#### [INPUT DATA]
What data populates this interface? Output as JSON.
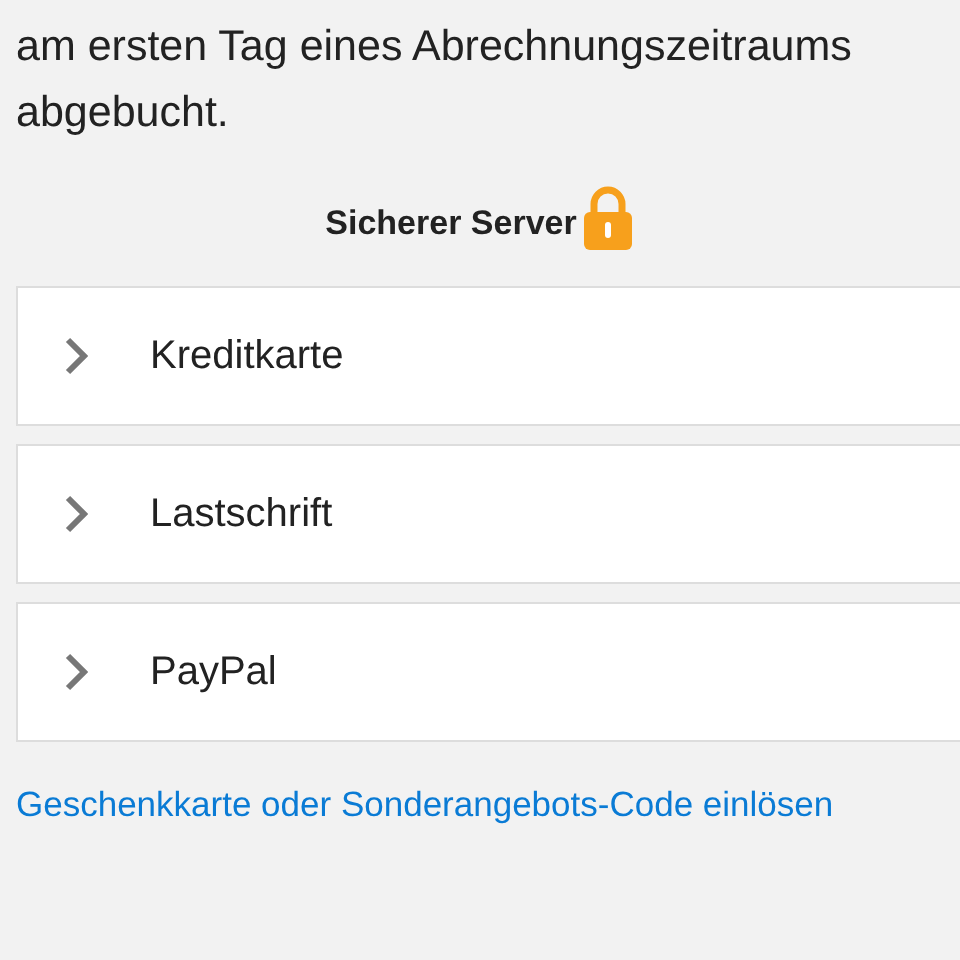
{
  "intro": {
    "lines": [
      "am ersten Tag eines Abrechnungszeitraums",
      "abgebucht."
    ]
  },
  "secure": {
    "label": "Sicherer Server"
  },
  "payment_methods": [
    {
      "label": "Kreditkarte",
      "expanded": false
    },
    {
      "label": "Lastschrift",
      "expanded": false
    },
    {
      "label": "PayPal",
      "expanded": false
    }
  ],
  "link": "Geschenkkarte oder Sonderangebots-Code einlösen"
}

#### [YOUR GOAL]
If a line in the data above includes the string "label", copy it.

#### [YOUR RESPONSE]
    "label": "Sicherer Server"
      "label": "Kreditkarte",
      "label": "Lastschrift",
      "label": "PayPal",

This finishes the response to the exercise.